Every line containing "Risk" should be copied out. Go through the entries and find them.

Listed entries:
[Start of Attachment]
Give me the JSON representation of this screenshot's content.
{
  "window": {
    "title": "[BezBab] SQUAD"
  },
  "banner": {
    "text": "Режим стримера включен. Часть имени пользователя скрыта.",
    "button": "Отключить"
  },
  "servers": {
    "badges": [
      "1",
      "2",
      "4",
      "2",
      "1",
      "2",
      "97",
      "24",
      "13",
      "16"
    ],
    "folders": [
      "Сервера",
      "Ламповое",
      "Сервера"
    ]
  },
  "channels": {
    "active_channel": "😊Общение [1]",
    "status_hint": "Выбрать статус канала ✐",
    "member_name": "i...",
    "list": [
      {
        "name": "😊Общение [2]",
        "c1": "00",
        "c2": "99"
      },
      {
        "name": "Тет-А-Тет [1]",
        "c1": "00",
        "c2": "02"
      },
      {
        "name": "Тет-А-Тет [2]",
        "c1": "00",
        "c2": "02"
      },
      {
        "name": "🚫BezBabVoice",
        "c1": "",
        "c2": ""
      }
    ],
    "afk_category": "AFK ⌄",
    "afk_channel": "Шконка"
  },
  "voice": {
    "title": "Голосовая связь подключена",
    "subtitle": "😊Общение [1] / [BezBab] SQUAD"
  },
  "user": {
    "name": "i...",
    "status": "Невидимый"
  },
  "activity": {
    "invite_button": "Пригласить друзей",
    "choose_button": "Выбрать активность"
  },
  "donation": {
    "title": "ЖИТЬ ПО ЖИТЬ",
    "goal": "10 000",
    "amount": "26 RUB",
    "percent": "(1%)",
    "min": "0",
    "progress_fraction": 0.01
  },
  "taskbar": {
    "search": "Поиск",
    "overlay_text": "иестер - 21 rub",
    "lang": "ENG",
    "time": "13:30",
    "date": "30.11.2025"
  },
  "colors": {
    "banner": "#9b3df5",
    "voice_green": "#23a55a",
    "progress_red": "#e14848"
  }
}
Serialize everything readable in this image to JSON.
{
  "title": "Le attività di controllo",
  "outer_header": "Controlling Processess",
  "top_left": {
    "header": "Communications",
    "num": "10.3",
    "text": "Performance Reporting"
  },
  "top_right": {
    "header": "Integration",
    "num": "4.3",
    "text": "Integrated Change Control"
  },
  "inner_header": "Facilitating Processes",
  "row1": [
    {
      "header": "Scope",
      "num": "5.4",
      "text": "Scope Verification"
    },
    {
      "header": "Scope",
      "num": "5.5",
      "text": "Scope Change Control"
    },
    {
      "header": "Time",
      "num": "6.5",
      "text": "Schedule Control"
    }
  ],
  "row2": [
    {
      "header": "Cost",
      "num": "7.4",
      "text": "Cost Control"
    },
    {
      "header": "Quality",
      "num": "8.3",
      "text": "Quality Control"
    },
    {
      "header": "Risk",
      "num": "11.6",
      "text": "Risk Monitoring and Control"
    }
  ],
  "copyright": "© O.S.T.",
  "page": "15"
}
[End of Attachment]
Response area:
      "header": "Risk",
      "text": "Risk Monitoring and Control"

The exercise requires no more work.